Sole Benefit Trusts
Although issues like the transfer of wealth to future generations and the preservation of assets in the face of long-term medical care can be difficult to discuss, speaking with an established Nashville estate planning attorney can alleviate much worry and possibly save a considerable amount of money in the long run. While some people in Davidson and Williamson Counties only need a simple will and health care proxy, others find themselves in a more complex situation, such as one that calls for a sole benefit trust. No matter your specific needs, Randy Ratliff Law Offices, PLLC can help you evaluate your situation and advise you regarding possible solutions.
Trust documents, such as sole benefit trusts, have become more popular in recent years, both as a way of avoiding probate and as a tool used to preserve wealth during the lifetime of the person setting up (or benefiting from) the trust. In legal parlance, a “trust” is merely a fiduciary relationship in which a trustor (sometimes called a “settlor”) transfers property to a trustee for the benefit of the “beneficiary.” Depending on the particular type of trust, the same person may serve multiple roles. The trust itself is considered a legal entity – similar to a corporation in some ways.Understanding How a Sole Benefit Trust Works
Trusts can be in the form of a first-party trust (which primarily benefits the settlor of the trust) or in the form of a third-party trust (which is established for the benefit of a third person, such as a close relative). Many third-party trusts are considered “special needs” trusts because they are established in order to transfer assets for the benefit of someone who is receiving government benefits like TennCare (or Medicaid) or Social Security Supplemental Income (SSI). Special needs trusts can allow the settlor of the trust to provide money that can be used for the beneficiary’s needs without disqualifying him or her from receiving government benefits that are based on the income of the recipient.
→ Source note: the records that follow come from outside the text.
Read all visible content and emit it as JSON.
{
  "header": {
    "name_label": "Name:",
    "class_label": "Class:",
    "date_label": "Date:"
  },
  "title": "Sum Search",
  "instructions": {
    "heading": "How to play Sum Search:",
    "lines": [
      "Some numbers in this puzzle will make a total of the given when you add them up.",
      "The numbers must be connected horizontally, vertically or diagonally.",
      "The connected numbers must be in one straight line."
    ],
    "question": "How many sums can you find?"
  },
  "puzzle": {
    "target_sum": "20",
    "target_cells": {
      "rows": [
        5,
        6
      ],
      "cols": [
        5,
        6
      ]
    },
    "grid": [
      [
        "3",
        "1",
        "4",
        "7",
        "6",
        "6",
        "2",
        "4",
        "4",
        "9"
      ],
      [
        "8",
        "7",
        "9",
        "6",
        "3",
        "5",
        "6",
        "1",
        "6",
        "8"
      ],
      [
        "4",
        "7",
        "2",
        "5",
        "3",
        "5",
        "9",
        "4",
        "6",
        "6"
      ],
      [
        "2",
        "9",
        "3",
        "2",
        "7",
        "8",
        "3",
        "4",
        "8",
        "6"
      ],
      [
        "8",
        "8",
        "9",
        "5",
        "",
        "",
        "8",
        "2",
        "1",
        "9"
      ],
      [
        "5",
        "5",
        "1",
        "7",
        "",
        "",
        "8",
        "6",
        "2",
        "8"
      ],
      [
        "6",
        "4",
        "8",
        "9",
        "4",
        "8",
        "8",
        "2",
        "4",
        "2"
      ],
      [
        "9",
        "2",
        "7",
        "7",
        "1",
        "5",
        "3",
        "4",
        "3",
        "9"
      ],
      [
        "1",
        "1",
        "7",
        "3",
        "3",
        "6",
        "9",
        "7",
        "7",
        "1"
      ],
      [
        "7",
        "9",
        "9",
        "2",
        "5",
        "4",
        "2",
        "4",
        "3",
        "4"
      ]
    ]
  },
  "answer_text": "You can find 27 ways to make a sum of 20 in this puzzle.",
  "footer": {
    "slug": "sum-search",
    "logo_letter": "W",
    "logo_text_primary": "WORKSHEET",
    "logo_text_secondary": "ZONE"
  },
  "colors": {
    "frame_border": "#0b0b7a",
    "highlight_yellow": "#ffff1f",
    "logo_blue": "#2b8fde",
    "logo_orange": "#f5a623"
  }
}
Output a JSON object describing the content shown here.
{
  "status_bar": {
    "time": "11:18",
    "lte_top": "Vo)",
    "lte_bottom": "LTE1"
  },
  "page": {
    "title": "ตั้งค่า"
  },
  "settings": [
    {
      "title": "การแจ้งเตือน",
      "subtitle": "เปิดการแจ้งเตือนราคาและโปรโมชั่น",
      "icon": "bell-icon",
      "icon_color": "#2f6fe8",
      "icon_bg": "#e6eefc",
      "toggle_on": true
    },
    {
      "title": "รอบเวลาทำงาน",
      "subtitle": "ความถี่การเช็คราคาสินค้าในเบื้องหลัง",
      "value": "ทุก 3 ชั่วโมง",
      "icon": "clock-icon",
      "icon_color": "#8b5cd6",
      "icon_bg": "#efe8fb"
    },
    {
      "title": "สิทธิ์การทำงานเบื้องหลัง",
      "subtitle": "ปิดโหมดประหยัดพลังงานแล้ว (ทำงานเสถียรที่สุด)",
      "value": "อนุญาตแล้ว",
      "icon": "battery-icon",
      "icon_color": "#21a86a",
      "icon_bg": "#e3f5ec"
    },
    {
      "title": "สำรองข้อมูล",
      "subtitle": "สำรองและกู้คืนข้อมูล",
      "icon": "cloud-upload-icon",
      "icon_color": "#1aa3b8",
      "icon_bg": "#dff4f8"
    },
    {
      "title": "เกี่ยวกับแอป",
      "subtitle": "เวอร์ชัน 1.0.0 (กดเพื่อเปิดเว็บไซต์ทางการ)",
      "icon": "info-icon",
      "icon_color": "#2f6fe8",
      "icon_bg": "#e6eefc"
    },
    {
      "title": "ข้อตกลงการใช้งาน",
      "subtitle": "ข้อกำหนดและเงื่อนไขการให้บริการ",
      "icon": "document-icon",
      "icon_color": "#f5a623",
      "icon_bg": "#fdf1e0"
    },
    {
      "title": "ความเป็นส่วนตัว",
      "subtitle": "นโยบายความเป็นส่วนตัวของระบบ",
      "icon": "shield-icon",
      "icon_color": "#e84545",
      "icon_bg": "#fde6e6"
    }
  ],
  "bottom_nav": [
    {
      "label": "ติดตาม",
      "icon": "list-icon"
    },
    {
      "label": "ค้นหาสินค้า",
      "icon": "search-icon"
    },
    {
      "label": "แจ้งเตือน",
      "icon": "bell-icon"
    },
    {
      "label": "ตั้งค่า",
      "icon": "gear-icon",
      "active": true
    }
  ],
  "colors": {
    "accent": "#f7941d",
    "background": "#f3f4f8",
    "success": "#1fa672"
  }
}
Sole benefit trusts are generally regarded as third-party trusts because they inure to the benefit of a beneficiary, who is usually a disabled individual. However, the grantor may also be dependent on governmental benefits that are determined based on income or assets. An example of someone who might want to consider a sole benefit trust is a grandparent who is receiving SSI and TennCare benefits but wishes to provide for a grandchild with a disability. Both the grantor (the grandparent) and the beneficiary (the grandchild) can be aided by such an arrangement. If you believe that a sole benefit trust would fit your particular situation, you should talk to an established Nashville attorney about the potential benefits of such a trust – as well as the potential drawbacks to such an arrangement. Sole benefit trusts typically contain a payback provision, through which the government may be paid back for money expended through governmental benefits like Medicaid at some point in the future. It is important to fully understand how sole benefit trusts and other estate planning tools operate so that an informed decision can be made in your particular situation.Schedule an Appointment to Discuss Your Needs with a Nashville Attorney
The task of setting up a trust or engaging in another type of estate planning can sometimes be emotionally difficult. At Randy Ratliff Law Offices, PLLC, we work hard to make sure that each of our clients understands the options available to their family and them and how their decision will affect their own future and that of the loved ones whom they will someday leave behind. We regularly work with people throughout Davidson and Williamson Counties, including residents of Nashville, Antioch, Hermitage, Madison, Goodlettsville, Joelton, Franklin, Brentwood, and Cool Springs, to find the legal instruments and strategies that suit each client’s individual needs. For an appointment, call us now at 615-656-8282 or contact us online.